This handbook is a practical guide to impact mapping, a simple yet incredibly effective method for collaborative strategic planning that helps organisations make an impact with software. Impact mapping helps to create better plans and roadmaps that ensure alignment of business and delivery, and are easily adaptable to change. Impact mapping fits nicely into several current trends in software product management and release planning, including goal-oriented requirements engineering, frequent iterative delivery, agile and lean software methods, lean startup product development cycles, and design thinking.
Who is this book for?
The primary audience of this book are senior people involved in building software products or delivering software projects, from both business and delivery sides. This includes business sponsors and those whose responsibilities include product ownership, project oversight or portfolio management, architecture, business analysis, quality improvement and assurance and delivery.
- Business people assigned to software projects will learn how to communicate their ideas better.

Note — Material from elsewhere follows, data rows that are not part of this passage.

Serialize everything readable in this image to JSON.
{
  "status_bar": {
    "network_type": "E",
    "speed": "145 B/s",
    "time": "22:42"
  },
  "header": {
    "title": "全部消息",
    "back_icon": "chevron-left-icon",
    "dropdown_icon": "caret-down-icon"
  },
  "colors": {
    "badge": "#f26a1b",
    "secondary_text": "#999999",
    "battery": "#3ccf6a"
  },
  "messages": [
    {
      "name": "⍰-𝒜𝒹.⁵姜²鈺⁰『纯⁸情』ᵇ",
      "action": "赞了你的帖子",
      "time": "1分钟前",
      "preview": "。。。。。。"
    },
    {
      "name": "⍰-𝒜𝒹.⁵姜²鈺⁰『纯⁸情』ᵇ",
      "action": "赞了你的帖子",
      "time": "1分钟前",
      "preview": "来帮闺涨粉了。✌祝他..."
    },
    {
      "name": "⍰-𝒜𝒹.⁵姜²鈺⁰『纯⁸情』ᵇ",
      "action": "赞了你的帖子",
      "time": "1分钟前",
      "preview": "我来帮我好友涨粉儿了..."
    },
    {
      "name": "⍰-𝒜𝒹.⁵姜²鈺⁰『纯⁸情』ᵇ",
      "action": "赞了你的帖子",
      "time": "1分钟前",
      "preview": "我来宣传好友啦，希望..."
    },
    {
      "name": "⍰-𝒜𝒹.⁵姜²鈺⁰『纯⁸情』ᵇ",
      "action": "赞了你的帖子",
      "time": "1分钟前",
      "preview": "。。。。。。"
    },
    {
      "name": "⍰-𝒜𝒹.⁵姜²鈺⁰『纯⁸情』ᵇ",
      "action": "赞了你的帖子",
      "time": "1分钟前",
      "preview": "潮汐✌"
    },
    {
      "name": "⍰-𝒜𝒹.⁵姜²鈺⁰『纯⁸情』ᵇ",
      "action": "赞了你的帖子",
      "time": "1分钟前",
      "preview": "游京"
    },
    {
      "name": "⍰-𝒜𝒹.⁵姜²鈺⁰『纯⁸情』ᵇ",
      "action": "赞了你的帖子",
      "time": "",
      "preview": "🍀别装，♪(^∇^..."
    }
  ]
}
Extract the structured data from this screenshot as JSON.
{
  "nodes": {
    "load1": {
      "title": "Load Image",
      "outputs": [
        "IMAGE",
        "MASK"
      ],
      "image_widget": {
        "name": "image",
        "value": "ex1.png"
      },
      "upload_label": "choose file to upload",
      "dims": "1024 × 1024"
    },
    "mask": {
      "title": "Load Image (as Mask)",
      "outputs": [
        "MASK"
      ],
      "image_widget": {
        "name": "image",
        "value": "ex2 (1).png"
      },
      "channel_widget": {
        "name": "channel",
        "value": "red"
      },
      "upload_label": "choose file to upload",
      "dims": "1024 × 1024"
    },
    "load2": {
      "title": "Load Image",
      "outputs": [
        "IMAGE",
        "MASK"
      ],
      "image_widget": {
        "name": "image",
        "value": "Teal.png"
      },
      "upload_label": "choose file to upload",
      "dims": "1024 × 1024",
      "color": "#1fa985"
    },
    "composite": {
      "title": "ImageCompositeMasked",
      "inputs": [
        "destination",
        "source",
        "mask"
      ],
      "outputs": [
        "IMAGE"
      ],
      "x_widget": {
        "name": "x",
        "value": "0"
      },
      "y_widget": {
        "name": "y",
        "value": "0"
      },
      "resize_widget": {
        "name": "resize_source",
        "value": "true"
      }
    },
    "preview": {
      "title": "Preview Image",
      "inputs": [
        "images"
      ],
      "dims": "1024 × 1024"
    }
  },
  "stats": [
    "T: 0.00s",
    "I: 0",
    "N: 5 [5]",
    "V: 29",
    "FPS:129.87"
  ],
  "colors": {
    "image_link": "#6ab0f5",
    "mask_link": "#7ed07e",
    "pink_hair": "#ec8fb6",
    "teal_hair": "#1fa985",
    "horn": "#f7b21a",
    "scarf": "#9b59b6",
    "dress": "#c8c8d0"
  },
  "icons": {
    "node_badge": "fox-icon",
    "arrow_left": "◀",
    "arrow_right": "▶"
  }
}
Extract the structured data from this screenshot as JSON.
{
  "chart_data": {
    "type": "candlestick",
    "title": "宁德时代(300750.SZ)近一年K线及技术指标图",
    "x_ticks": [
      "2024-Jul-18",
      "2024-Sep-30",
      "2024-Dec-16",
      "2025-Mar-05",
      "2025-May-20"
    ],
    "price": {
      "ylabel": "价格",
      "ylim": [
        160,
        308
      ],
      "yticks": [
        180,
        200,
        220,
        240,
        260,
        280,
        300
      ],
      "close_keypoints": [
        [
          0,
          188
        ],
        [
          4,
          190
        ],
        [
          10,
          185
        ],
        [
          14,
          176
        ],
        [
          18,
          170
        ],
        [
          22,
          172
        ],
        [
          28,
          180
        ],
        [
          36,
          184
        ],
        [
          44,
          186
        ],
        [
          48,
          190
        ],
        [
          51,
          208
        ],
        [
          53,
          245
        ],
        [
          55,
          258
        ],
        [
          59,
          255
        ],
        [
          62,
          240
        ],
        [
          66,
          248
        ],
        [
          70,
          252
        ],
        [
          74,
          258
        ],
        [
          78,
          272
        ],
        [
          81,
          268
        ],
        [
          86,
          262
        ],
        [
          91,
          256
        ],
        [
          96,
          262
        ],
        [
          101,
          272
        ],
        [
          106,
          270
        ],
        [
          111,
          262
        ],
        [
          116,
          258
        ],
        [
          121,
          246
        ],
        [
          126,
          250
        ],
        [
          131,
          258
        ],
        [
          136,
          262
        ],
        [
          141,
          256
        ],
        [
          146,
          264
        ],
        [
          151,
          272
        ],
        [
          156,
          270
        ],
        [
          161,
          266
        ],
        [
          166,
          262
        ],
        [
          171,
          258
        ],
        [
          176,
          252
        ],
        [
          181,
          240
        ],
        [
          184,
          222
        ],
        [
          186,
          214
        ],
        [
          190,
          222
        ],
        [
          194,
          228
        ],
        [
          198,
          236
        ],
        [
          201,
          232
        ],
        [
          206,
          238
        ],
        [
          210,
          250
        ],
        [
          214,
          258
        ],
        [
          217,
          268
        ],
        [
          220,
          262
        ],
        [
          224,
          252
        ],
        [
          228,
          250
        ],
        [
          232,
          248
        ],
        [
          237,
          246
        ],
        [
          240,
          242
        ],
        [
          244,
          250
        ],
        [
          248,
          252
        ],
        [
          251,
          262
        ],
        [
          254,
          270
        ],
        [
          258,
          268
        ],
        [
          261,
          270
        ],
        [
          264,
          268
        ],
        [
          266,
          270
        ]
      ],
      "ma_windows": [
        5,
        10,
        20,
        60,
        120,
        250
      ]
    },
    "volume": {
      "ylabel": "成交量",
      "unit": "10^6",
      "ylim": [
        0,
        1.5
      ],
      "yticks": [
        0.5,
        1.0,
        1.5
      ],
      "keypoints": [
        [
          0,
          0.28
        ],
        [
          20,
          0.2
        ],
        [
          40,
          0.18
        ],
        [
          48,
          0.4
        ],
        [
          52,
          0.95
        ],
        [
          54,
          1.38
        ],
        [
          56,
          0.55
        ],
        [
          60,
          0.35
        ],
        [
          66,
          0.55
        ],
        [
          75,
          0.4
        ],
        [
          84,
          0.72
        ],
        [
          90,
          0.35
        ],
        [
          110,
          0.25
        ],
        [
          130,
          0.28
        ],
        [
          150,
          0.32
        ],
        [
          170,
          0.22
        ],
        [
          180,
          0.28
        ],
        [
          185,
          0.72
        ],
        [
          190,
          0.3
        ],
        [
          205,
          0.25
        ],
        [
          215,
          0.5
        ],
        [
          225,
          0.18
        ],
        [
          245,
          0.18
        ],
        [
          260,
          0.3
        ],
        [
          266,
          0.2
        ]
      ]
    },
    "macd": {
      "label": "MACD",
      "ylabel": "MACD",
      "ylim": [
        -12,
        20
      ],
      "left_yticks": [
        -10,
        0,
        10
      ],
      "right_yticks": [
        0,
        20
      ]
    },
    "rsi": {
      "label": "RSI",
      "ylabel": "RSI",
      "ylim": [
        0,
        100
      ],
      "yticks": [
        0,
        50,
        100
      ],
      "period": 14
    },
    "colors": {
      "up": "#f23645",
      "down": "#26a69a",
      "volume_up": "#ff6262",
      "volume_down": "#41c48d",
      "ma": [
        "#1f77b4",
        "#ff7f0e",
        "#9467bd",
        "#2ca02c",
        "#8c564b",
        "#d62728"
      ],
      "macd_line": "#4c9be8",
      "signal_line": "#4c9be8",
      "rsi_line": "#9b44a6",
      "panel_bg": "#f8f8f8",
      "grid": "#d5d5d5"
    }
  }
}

- Senior product or project sponsors will learn how to communicate their assumptions more effectively to delivery teams, how to engage delivery teams to make better strategic decisions, and how to manage their project portfolio more effectively.
- Delivery teams that are already working under the umbrella of agile or lean delivery methods, and more recently lean startup ideas, will learn how to better focus deliverables and engage business sponsors and users.
- Delivery teams moving to agile or lean delivery methods will get ideas on how to address some common issues with scaling these practices, such as creating a big picture view, splitting work into small chunks that still have business value and reporting progress more meaningfully.
About the author
Gojko Adzic is a strategic software delivery consultant who works with ambitious teams to improve the quality of their software products and processes. Gojko won the 2012 Jolt Award for the best book, was voted by peers as the most influential agile testing professional in 2011, and his blog won the UK Agile Award for the best online publication in 2010.